A Lao dam project on a section of the Mekong River is drawing opposition from local fishermen, international environmental groups and neighboring countries. VOA's Say Mony visited the region to investigate the concerns. Colin Lovett narrates.
Video

Video A Filmmaker Discovers Her Biracial Identity in "Little White Lie

Lacey Schwartz grew up in an upper middle-class Jewish family, in a town in upstate New York where almost everyone she knew was white. She assumed that she was, as well. Her recent documentary, Little White Lie, tells the story of how she uncovered the secret of her true racial background. VOA’s Carolyn Weaver has more on the film.
Video

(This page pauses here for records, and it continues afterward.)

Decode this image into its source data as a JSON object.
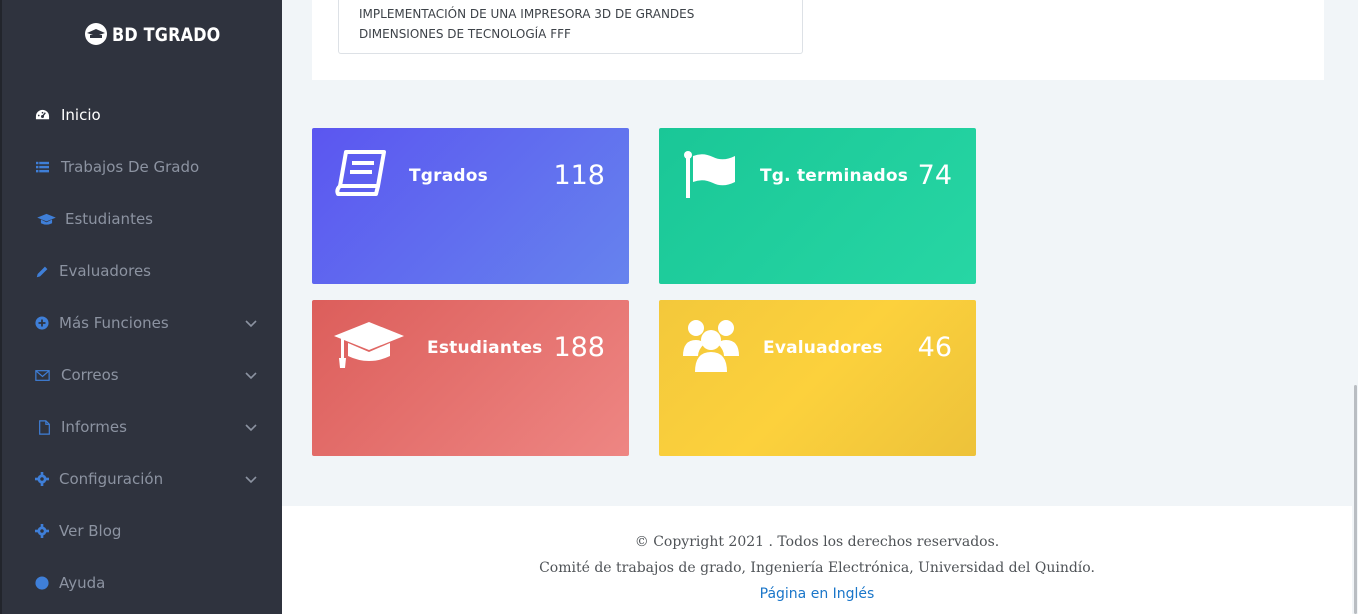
{
  "brand": {
    "name": "BD TGRADO",
    "icon": "graduation-cap-icon"
  },
  "sidebar": {
    "items": [
      {
        "label": "Inicio",
        "icon": "dashboard-icon",
        "active": true,
        "has_submenu": false
      },
      {
        "label": "Trabajos De Grado",
        "icon": "list-icon",
        "active": false,
        "has_submenu": false
      },
      {
        "label": "Estudiantes",
        "icon": "graduation-cap-icon",
        "active": false,
        "has_submenu": false
      },
      {
        "label": "Evaluadores",
        "icon": "pencil-icon",
        "active": false,
        "has_submenu": false
      },
      {
        "label": "Más Funciones",
        "icon": "plus-circle-icon",
        "active": false,
        "has_submenu": true
      },
      {
        "label": "Correos",
        "icon": "envelope-icon",
        "active": false,
        "has_submenu": true
      },
      {
        "label": "Informes",
        "icon": "file-icon",
        "active": false,
        "has_submenu": true
      },
      {
        "label": "Configuración",
        "icon": "gear-icon",
        "active": false,
        "has_submenu": true
      },
      {
        "label": "Ver Blog",
        "icon": "gear-icon",
        "active": false,
        "has_submenu": false
      },
      {
        "label": "Ayuda",
        "icon": "help-icon",
        "active": false,
        "has_submenu": false
      }
    ]
  },
  "project": {
    "line1": "IMPLEMENTACIÓN DE UNA IMPRESORA 3D DE GRANDES",
    "line2": "DIMENSIONES DE TECNOLOGÍA FFF"
  },
  "stats": {
    "tgrados": {
      "label": "Tgrados",
      "value": "118",
      "icon": "book-icon",
      "color": "#5b64ef"
    },
    "terminados": {
      "label": "Tg. terminados",
      "value": "74",
      "icon": "flag-icon",
      "color": "#20cd9e"
    },
    "estudiantes": {
      "label": "Estudiantes",
      "value": "188",
      "icon": "graduation-cap-icon",
      "color": "#e46f6c"
    },
    "evaluadores": {
      "label": "Evaluadores",
      "value": "46",
      "icon": "users-icon",
      "color": "#f6cb3c"
    }
  },
  "footer": {
    "copyright": "© Copyright 2021 . Todos los derechos reservados.",
    "committee": "Comité de trabajos de grado, Ingeniería Electrónica, Universidad del Quindío.",
    "english_link": "Página en Inglés"
  }
}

Video Deep Under Antarctic Ice Sheet, Life!

With the end of summer in the Southern hemisphere, the Antarctic research season is over. Scientists from Northern Illinois University are back in their laboratory after a 3-month expedition on the Ross Ice Shelf, the world’s largest floating ice sheet. As VOA’s Rosanne Skirble reports, they hope to find clues to explain the dynamics of the rapidly melting ice and its impact on sea level rise.
Video

Video US-Cuba Normalization Talks Resume Friday

Negotiations aimed at normalizing diplomatic relations between the U.S. and Cuba resume Friday. On the table: lifting a half-century trade embargo and easing banking and travel restrictions. There's opposition in Congress, but some analysts say there may be sufficient political and economic incentives in both nations for a potential breakthrough this year. VOA's Mil Arcega reports.
Video

Video Pakistan's Deadline For SIM Registration Has Cellphone Users Scrambling

Pakistani cell phone users have until midnight Thursday to register their SIM cards, or their service will be cut off. While some privacy experts worry about government intrusion, many Pakistanis are just worried about keeping their phone lines open. VOA Deewa reporter Arshad Muhmand has more from Peshawar.
Video

Video Myanmar Warns Factory Workers to End Strikes

Outside Myanmar's main city Yangon, thousands of workers walked off their jobs earlier this month demanding a doubling of their wages, pay raises after a year and input from labor unions on industrial regulations. Since Friday, the standoff has grown more tense as police moved in to disrupt the sit-ins, resulting in clashes that injured people from both sides. VOA correspondent Steve Herman visited industrial zones which have become a focus of Myanmar's fledgling workers rights movement.
Video

Video Oscar Winners Do More Than Thank the Academy

The Academy Awards presentation is Hollywood’s night to reward the best movies from the previous year. It’s typically a lot of glitter, a lot of thank you’s, a lot of speeches. But many of this year’s speeches carried messages beyond the thank you's. VOA’s Carolyn Presutti takes a look.

All About America

Circumventing Censorship

An Internet Primer for Healthy Web Habits

As surveillance and censoring technologies advance, so, too, do new tools for your computer or mobile device that help protect your privacy and break through Internet censorship.
More

More Americas News

Vazquez Sworn in as Uruguay President

Oncologist, 75, previously held presidency from 2005-2010; he takes leadership role from highly popular Jose Mujica, also of Broad Front Coalition
More

Venezuela: Arrested US Pilot Was Spying

Nicolas Maduro says American was caught with 'documentation'; US Embassy offers no comment
More

Video US, Cuba Make Progress in Restoring Diplomatic Ties

Friday's session focuses solely on opening embassies in Washington and Havana as quickly as possible
More

Mexico Arrests Drug Lord 'La Tuta'

Mexican federal police captured Knights Templar drug cartel leader Servando 'La Tuta' Gomez, one of the country's most wanted fugitives
More

Embassy Reopenings Top Americans' List in Cuba Talks

Cuba has said it will be linking embassy issue to whether US drops it from State Department's list of sponsors of terrorism
More

Argentina Passes Bill to Revamp Spy Agency After Prosecutor's Death

President Cristina Fernandez says new state security body will be more accountable but government opponents say legislation does little more than change name of spy agency
More